You can imagine how excited Pythagoras must have been at his discovery. It led to further inquiry and discoveries concerning among other things the evolution of astronomy and geometry, ultimately leading to the concept of the “Music of the Spheres.”

*excerpt taken from “The Music of Pythagoras” by Kitty Ferguson

Nikolay Diletsky’s circle circa 1679

Nikolay Diletsky’s circle circa 1679

Johann David Heinichen’s circle circa 1711

Johann David Heinichen’s circle circa 1711








Based on Pythagoras’ discoveries it seems logical that the mathematics surrounding the intervals of a perfect octave, fifth and fourth would become a means of representing the underlying principles and spawn the evolution of the Western Music system. The basic organizing principle behind the circle of fifth’s is easy enough to understand. It takes twelve keys a perfect fifth apart to return to the key you started from, see below:
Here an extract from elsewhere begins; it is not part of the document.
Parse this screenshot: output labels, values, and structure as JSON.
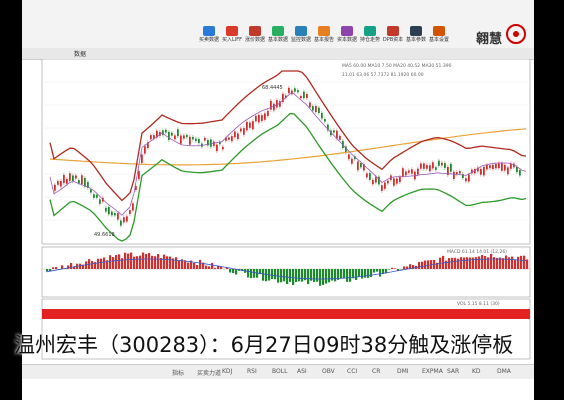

The note B#/C that is arrived at is actually slightly sharp from the original note C that we started on and this discrepancy is known as the “Pythagorean Comma.” Two of the earliest representations of the diagram of the Circle of Fifth’s are shown above. The circle above on the left was drawn by Nikolay Diletsky in 1679. The other circle was drawn by Johann David Heinichen in 1711. After Pythagoras’ experiments and discoveries it was quite clear that the intervals/ratios of a perfect octave, fourth and a fifth, would play a significant role in the development of the four disciplines of study of Pythagoras’ time termed the Quadrivium, those being Arithmetic, Astronomy, Geometry and Music. His work also played a significant role in the development of the construction of modern stringed musical instruments such as the violin, cello, bass and guitar and the way in which they were tuned. The cello and violin are tuned in perfect fifth’s C G D A and G D A E respectively and the guitar of course is primarily tuned to perfect fourths, E A D G B E. Pentatonic scales, specifically the Major Pentatonic scale, is a series of five notes all a perfect fifth apart. (C G D A E). The Pentatonic scale predates the twelve tone western system and in fact every culture on earth seems to have incorporated some form of pentatonic scale in their traditional music affirming the notion of an awareness on some level of the Harmonic Series. In terms of the electric guitar, is it any wonder that a power chord comprised of a root, perfect fifth and octave being played at high volume with distortion, resulting in enhanced harmonic activity, would make such a strong sonic statement and be so universally accepted? Isn’t it also interesting that the number 10, the perfect number, can be seen as the numbers one and zero, the binary system upon which all computer programming language and digital code is based. The Harmonic Series has consistently played an important role throughout history in every facet of human culture. From Music to Modern Cosmology every element in our universe is comprised of vibrations, waves and frequency’s. From the macrocosmos down to the quantum level, everything hidden or perceivable is vibrating and being aware of this fact only makes being a musician even more gratifying. We are tapping into the language which permeates all existence by playing an instrument. Through our guitars we are speaking the mysterious code of the heavens. My brief discourse on this subject is only scratching the surface and there are many great websites and books written about these and similar topics. The fascinating thing for me is that the language of music, comprised of vibration at varying frequencies, exists independently of us as human beings and that through Pythagoras’ experiments and others like him we are able to manipulate and transform these vibrations into beautiful cognizant music. Every civilization throughout history has discovered and created music using these harmonies and ratios. Perhaps it can be said that the language of music is not only the language of number but the language of humanity and the cosmos as well.

Pythagoras of Samos